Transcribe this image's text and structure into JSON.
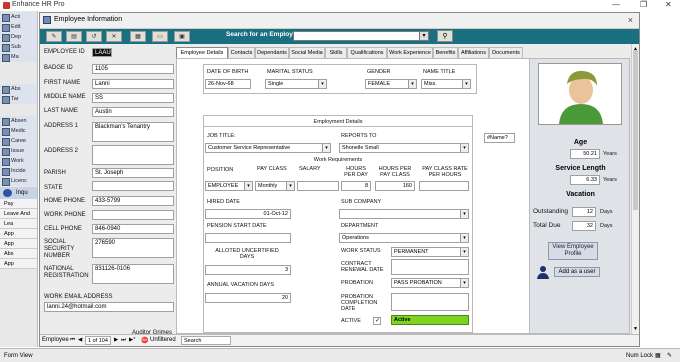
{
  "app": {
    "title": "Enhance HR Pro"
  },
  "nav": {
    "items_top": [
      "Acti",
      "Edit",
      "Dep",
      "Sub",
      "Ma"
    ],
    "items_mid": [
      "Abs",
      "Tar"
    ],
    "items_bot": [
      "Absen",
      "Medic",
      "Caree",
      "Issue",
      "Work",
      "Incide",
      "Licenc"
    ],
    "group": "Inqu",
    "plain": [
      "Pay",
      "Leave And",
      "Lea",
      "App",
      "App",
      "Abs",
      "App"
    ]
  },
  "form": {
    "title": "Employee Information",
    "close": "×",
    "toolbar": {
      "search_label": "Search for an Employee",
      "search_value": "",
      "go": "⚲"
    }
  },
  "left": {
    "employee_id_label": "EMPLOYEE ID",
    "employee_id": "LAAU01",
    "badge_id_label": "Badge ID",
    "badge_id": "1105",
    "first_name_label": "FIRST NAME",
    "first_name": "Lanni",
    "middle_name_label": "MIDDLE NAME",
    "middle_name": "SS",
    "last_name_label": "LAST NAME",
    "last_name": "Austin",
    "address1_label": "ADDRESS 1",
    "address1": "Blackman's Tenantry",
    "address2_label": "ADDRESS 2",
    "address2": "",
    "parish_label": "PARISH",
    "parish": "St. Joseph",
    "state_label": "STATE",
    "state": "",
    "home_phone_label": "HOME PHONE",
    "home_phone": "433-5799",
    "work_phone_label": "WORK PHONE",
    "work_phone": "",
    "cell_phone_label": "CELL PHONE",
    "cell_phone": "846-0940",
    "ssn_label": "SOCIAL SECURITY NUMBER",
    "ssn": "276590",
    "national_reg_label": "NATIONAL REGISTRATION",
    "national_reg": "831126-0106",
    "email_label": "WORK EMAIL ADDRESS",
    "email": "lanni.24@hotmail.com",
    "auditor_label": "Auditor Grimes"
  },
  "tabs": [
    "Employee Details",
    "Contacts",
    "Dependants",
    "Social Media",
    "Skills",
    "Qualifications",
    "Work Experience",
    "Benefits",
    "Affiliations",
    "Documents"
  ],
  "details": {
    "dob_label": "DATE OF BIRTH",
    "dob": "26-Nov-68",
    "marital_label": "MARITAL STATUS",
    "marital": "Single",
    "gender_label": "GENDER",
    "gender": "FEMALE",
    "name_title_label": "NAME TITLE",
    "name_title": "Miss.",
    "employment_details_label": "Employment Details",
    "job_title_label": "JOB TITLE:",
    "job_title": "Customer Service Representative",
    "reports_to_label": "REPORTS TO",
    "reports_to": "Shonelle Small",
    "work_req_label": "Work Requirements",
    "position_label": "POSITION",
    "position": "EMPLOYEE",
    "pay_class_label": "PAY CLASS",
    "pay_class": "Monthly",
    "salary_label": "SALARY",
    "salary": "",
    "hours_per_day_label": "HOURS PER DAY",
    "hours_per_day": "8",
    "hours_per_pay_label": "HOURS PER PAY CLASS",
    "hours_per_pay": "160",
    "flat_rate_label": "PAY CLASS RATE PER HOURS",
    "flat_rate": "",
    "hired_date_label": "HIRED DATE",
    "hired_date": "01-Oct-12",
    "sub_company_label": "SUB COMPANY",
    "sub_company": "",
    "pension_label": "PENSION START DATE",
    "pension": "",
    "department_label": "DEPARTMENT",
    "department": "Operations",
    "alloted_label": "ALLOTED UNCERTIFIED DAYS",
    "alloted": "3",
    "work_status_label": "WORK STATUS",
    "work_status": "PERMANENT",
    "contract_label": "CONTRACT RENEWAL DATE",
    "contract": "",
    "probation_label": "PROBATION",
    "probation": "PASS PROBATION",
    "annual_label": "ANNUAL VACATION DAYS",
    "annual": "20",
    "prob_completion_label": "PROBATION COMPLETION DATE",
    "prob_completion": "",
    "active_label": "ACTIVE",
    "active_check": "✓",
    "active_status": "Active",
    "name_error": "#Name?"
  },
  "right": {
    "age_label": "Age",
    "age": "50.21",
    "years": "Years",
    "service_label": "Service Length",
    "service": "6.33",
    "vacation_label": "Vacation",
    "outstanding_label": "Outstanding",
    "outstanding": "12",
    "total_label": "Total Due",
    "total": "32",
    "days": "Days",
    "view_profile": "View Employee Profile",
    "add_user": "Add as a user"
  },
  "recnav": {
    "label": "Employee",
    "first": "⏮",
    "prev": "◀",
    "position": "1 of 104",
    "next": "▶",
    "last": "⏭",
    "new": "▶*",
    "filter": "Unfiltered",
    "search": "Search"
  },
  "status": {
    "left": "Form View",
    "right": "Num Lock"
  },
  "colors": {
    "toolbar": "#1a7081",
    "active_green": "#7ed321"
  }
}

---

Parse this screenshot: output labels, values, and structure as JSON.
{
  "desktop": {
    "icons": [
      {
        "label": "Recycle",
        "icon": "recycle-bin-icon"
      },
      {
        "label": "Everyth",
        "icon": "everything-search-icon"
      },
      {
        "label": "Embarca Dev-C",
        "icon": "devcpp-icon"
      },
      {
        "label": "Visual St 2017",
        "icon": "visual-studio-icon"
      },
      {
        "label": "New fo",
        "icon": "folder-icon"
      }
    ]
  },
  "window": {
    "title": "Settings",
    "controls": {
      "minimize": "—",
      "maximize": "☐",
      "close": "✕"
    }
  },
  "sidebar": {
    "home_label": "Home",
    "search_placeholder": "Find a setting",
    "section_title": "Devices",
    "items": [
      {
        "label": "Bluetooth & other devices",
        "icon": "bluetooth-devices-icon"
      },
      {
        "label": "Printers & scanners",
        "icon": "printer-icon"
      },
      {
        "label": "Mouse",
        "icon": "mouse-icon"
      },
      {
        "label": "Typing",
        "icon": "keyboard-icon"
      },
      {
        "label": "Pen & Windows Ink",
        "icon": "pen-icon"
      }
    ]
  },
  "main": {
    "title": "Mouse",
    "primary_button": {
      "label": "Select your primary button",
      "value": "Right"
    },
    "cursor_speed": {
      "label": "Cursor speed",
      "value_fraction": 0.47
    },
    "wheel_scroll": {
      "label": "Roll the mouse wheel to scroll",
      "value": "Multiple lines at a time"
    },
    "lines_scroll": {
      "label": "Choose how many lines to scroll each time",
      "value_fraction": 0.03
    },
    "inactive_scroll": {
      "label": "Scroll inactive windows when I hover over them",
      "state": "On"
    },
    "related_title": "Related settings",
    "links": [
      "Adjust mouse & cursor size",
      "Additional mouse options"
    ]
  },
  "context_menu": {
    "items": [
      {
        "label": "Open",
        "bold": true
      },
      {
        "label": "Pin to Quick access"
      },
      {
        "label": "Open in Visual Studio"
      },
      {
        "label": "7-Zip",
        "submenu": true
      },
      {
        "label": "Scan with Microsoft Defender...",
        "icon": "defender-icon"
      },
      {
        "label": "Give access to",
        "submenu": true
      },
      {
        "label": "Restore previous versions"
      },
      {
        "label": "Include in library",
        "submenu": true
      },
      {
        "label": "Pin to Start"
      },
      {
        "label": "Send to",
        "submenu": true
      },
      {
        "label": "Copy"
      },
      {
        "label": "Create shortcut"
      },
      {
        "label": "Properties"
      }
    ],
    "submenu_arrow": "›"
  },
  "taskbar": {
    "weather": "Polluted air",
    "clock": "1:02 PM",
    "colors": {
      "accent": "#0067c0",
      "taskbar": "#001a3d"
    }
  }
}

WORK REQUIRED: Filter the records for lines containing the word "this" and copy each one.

TASK RESULT:
Transcribe this image's text and structure into JSON.
Parse this screenshot: output labels, values, and structure as JSON.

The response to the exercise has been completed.